━━━━━ DATASET RECORDS ━━━━━
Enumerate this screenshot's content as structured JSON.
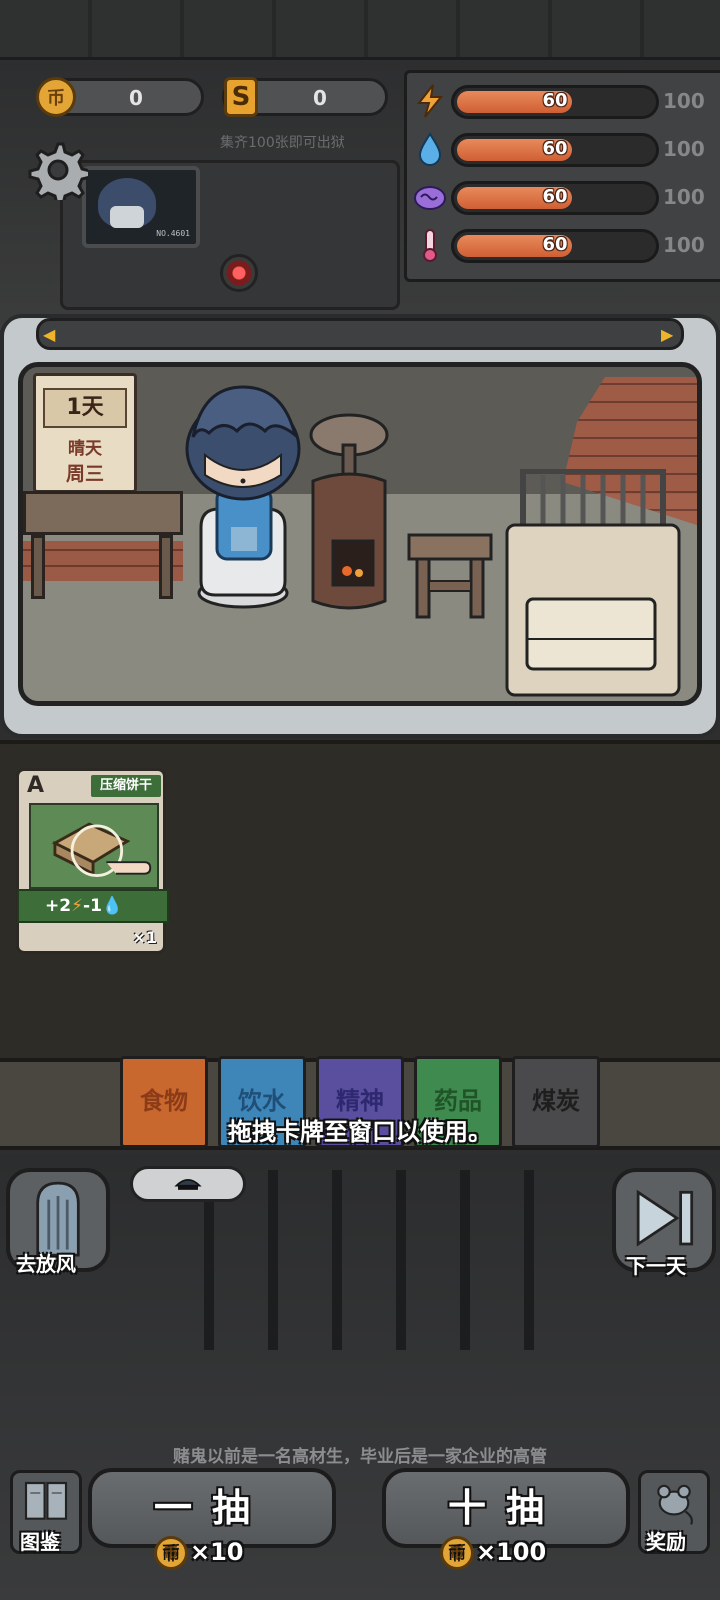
{
  "currency": {
    "coins": "0",
    "coin_symbol": "币",
    "tokens": "0",
    "token_symbol": "S"
  },
  "collect_hint": "集齐100张即可出狱",
  "monitor_id": "NO.4601",
  "stats": [
    {
      "icon": "lightning-icon",
      "value": "60",
      "max": "100",
      "level": 0.6,
      "color": "#f0a23a"
    },
    {
      "icon": "water-drop-icon",
      "value": "60",
      "max": "100",
      "level": 0.6,
      "color": "#5ab0e6"
    },
    {
      "icon": "brain-icon",
      "value": "60",
      "max": "100",
      "level": 0.6,
      "color": "#9a6ed8"
    },
    {
      "icon": "thermometer-icon",
      "value": "60",
      "max": "100",
      "level": 0.6,
      "color": "#e05a8a"
    }
  ],
  "calendar": {
    "day": "1天",
    "weather": "晴天",
    "weekday": "周三"
  },
  "card": {
    "rank": "A",
    "name": "压缩饼干",
    "effect": "+2⚡-1💧",
    "effect_plus": "+2",
    "effect_minus": "-1",
    "count": "×1"
  },
  "categories": [
    {
      "label": "食物",
      "bg": "#c8682e",
      "fg": "#8b3b18"
    },
    {
      "label": "饮水",
      "bg": "#3f86b8",
      "fg": "#1f4f78"
    },
    {
      "label": "精神",
      "bg": "#5a4f9e",
      "fg": "#2e2870"
    },
    {
      "label": "药品",
      "bg": "#3f8a4e",
      "fg": "#1f5428"
    },
    {
      "label": "煤炭",
      "bg": "#4a4a4c",
      "fg": "#1e1e1e"
    }
  ],
  "hint": "拖拽卡牌至窗口以使用。",
  "buttons": {
    "go_out": "去放风",
    "next_day": "下一天",
    "catalog": "图鉴",
    "reward": "奖励",
    "draw_one": "一抽",
    "draw_ten": "十抽",
    "draw_one_price": "×10",
    "draw_ten_price": "×100"
  },
  "story": "赌鬼以前是一名高材生，毕业后是一家企业的高管"
}
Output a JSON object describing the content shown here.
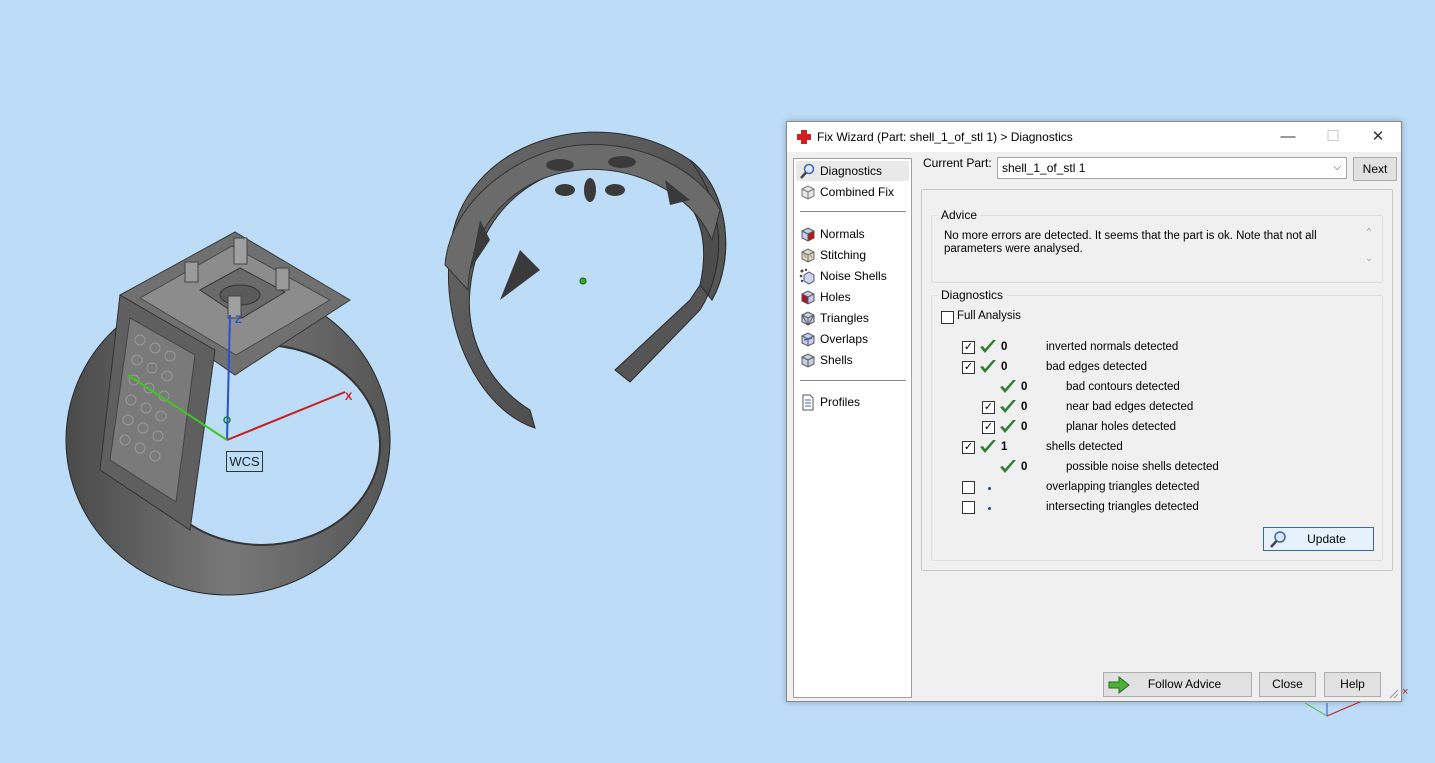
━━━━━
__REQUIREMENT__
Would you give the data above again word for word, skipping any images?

__EXERCISE OUTPUT__
Enumerate this screenshot's content as structured JSON.
{
  "currency": {
    "coins": "0",
    "coin_symbol": "币",
    "tokens": "0",
    "token_symbol": "S"
  },
  "collect_hint": "集齐100张即可出狱",
  "monitor_id": "NO.4601",
  "stats": [
    {
      "icon": "lightning-icon",
      "value": "60",
      "max": "100",
      "level": 0.6,
      "color": "#f0a23a"
    },
    {
      "icon": "water-drop-icon",
      "value": "60",
      "max": "100",
      "level": 0.6,
      "color": "#5ab0e6"
    },
    {
      "icon": "brain-icon",
      "value": "60",
      "max": "100",
      "level": 0.6,
      "color": "#9a6ed8"
    },
    {
      "icon": "thermometer-icon",
      "value": "60",
      "max": "100",
      "level": 0.6,
      "color": "#e05a8a"
    }
  ],
  "calendar": {
    "day": "1天",
    "weather": "晴天",
    "weekday": "周三"
  },
  "card": {
    "rank": "A",
    "name": "压缩饼干",
    "effect": "+2⚡-1💧",
    "effect_plus": "+2",
    "effect_minus": "-1",
    "count": "×1"
  },
  "categories": [
    {
      "label": "食物",
      "bg": "#c8682e",
      "fg": "#8b3b18"
    },
    {
      "label": "饮水",
      "bg": "#3f86b8",
      "fg": "#1f4f78"
    },
    {
      "label": "精神",
      "bg": "#5a4f9e",
      "fg": "#2e2870"
    },
    {
      "label": "药品",
      "bg": "#3f8a4e",
      "fg": "#1f5428"
    },
    {
      "label": "煤炭",
      "bg": "#4a4a4c",
      "fg": "#1e1e1e"
    }
  ],
  "hint": "拖拽卡牌至窗口以使用。",
  "buttons": {
    "go_out": "去放风",
    "next_day": "下一天",
    "catalog": "图鉴",
    "reward": "奖励",
    "draw_one": "一抽",
    "draw_ten": "十抽",
    "draw_one_price": "×10",
    "draw_ten_price": "×100"
  },
  "story": "赌鬼以前是一名高材生，毕业后是一家企业的高管"
}
Output a JSON object describing the content shown here.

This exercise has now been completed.